As these submissions showed, parliament is not the means to stop war. Rather, it is part of the capitalist state apparatus, dominated by the parties that defend the profit interests of the Australian ruling class, including its control and plunder of the South Pacific and other parts of the region.

To reinforce parliament’s role in justifying war, the government agreed to form a new parliamentary Joint Statutory Committee on Defence to facilitate the war-launching process. As with the existing foreign affairs, defence and trade committee, its membership would be shared between the government and the Liberal-National Coalition. Its members would be vetted by the military and intelligence agencies, and sworn to not divulge any information to the public.

Greens members of the inquiry committee filed a dissenting report, urging support for a joint sitting of parliament to approve military deployments overseas. Even that proposal would have allowed the governor-general, “by proclamation,” to declare that an “emergency” required a deployment without parliamentary approval.

The ruling capitalist class invariably launches war on the basis of claims of “emergency,” such as the fraudulent assertions of the imminent threat of “weapons of mass destruction” invented as the pretext for the 2003 invasion of Iraq. The real purpose was to establish US control over the oil and resource-rich country at the centre of the strategically crucial Middle East and the wider Eurasian landmass.

The Labor government remains intent on covering up the real nature of that US-UK-Australian invasion, which the Labor Party falsely claimed to oppose in 2003, at least until it was, in effect, subsequently whitewashed by the UN.

The government bluntly rejected a recommendation from the Greens dissenting committee report that the legal advice given to the then Howard Liberal-National government about that invasion “should be made publicly available so that Australians can determine for themselves what was understood about entering Iraq.”

In reality, it is already known that the invasion of Iraq was conducted on the basis of lies that should see those responsible, in the Bush, Blair and Howard administrations, charged with the crime of conducting an unlawful war of aggression.

Nevertheless, the government responded baldly to the Greens: “As a matter of convention, the government of the day does not publicly disclose the confidential deliberations (including advice provided to inform cabinet decision making) of a former government. This is a longstanding and fundamental practice in the Westminster system.”

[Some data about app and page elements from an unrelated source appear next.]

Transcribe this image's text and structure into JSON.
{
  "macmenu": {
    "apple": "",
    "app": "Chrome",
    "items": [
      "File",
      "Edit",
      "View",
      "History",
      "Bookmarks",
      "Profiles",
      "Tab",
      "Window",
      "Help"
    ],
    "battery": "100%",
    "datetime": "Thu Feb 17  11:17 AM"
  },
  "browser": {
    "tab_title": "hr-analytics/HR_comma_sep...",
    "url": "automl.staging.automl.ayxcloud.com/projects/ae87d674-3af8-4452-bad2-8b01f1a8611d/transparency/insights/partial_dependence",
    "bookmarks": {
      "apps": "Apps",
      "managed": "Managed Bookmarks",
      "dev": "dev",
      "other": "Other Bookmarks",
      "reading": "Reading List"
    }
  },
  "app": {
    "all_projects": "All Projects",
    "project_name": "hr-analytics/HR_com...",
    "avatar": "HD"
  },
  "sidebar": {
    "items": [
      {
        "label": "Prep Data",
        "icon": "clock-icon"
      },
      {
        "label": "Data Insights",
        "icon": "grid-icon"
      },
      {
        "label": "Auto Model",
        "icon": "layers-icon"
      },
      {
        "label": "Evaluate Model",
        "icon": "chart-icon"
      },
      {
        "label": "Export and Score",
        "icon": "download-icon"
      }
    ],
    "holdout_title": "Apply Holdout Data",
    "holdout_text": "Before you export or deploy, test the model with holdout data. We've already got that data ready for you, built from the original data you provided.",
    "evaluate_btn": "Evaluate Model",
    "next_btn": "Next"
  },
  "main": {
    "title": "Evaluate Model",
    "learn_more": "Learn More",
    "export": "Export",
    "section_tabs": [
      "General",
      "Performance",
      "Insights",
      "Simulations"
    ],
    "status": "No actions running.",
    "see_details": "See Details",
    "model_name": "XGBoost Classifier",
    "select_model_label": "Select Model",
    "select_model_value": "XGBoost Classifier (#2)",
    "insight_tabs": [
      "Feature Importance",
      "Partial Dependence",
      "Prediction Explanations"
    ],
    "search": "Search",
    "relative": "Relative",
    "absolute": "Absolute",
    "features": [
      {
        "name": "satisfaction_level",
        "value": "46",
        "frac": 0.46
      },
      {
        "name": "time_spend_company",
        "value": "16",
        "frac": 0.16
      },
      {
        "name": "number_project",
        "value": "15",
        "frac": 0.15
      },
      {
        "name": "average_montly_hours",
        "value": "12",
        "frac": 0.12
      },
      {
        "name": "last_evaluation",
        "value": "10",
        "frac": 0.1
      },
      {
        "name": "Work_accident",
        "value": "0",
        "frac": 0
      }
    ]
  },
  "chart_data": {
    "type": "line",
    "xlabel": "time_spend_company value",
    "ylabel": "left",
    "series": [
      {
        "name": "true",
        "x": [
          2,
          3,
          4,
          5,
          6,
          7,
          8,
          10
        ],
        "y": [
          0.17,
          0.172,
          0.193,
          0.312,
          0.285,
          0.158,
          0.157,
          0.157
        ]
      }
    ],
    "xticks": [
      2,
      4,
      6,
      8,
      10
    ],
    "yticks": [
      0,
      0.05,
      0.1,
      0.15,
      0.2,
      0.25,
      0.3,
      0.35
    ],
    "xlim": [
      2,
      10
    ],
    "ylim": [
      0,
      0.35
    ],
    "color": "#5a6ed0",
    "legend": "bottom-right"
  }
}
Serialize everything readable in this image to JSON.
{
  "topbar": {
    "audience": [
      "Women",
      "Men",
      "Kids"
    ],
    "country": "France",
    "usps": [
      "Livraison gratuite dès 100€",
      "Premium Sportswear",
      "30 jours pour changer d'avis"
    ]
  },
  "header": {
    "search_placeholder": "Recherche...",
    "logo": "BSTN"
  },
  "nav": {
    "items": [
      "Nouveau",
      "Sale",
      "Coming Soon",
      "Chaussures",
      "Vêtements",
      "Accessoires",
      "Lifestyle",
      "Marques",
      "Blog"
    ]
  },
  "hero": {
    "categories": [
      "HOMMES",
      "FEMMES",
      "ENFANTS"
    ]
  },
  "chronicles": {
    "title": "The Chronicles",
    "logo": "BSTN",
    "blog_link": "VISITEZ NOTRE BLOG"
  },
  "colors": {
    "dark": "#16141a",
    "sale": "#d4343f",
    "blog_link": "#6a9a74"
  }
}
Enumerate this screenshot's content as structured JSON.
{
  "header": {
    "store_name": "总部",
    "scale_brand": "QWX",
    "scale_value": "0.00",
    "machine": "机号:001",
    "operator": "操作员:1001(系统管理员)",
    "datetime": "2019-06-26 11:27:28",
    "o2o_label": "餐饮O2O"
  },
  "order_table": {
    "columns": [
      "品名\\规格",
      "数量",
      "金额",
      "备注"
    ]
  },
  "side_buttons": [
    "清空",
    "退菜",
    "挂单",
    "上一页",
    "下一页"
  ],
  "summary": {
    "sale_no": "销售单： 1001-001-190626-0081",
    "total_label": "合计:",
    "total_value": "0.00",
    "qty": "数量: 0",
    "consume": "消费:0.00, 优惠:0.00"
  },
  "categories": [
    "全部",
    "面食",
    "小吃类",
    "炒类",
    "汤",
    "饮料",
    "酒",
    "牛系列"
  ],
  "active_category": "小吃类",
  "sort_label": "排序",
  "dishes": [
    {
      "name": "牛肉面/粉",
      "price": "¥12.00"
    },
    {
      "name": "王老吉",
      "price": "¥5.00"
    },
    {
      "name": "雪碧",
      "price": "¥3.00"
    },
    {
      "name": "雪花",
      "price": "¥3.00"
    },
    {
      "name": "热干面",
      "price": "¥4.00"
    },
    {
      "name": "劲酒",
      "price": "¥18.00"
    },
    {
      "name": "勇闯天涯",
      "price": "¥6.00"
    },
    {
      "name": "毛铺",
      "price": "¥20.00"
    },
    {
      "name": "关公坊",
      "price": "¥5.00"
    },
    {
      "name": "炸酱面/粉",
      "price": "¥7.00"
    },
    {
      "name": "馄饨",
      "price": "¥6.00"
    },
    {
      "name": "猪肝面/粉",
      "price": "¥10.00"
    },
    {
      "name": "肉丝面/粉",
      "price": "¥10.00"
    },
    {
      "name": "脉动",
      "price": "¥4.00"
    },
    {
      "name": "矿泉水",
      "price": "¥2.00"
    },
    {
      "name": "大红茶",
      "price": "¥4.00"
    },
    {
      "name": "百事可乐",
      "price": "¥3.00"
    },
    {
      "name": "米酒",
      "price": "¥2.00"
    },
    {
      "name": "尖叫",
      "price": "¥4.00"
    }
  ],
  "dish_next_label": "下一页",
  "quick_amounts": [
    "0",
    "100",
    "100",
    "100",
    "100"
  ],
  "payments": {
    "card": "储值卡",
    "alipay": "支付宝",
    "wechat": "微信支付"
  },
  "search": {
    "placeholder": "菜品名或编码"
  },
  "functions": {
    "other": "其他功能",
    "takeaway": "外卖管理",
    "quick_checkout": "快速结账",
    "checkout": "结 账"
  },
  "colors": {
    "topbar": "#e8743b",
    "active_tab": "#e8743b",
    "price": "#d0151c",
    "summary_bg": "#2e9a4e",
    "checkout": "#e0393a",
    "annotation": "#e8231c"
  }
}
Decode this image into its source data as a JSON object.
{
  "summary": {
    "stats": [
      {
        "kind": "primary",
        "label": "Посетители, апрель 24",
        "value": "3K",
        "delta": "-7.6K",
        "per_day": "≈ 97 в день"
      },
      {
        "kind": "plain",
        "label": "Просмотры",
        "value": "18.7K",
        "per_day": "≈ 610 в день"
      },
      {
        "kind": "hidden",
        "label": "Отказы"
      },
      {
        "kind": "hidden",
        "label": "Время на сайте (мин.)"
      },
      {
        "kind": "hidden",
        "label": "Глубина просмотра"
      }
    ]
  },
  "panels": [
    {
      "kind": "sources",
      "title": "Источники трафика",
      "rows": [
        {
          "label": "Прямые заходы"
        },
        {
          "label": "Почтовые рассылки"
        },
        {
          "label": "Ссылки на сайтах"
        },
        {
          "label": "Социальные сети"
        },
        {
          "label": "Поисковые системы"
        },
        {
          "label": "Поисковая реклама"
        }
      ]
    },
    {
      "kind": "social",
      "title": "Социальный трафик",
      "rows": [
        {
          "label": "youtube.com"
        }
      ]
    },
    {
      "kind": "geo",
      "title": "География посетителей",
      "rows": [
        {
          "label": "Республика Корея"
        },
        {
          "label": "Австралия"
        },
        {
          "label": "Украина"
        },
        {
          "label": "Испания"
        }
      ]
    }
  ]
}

That only underscores the true character of the “Westminster system.” It exists to provide a façade of democracy over a secretive system of government in which the decisions are made, behind closed doors, in the geo-strategic and profit interests of the ruling class and its imperialist partners.

In practice, any decision to go to war with China would be made in Washington. Labor and Liberal-National governments alike have increasingly integrated Australia into US military operations, making it an essential platform for a war against China.

That has accelerated since 2011, when US President Obama announced Washington’s military and strategic “pivot to Asia” on the floor of the Australian parliament, courtesy of the Gillard Labor government.

Australia hosts vital US military and intelligence facilities, such as the Pine Gap communications and surveillance station in central Australia and other war bases across northern Australia. This embodies the Australian ruling class’s alignment behind US imperialism, on which it has depended since World War II to prosecute its own predatory imperialist interests in the Indo-Pacific region.

Workers and young people must draw a warning from the moves to bolster the war powers. Far from being an “accountability” check on the threat of a third world war being provoked by the US and its allies, the parliamentary establishment is pivotal to the war preparations. That danger can be answered only by a mass movement of the working class, in Australia and globally, to overturn the source of conflict, the capitalist profit system itself.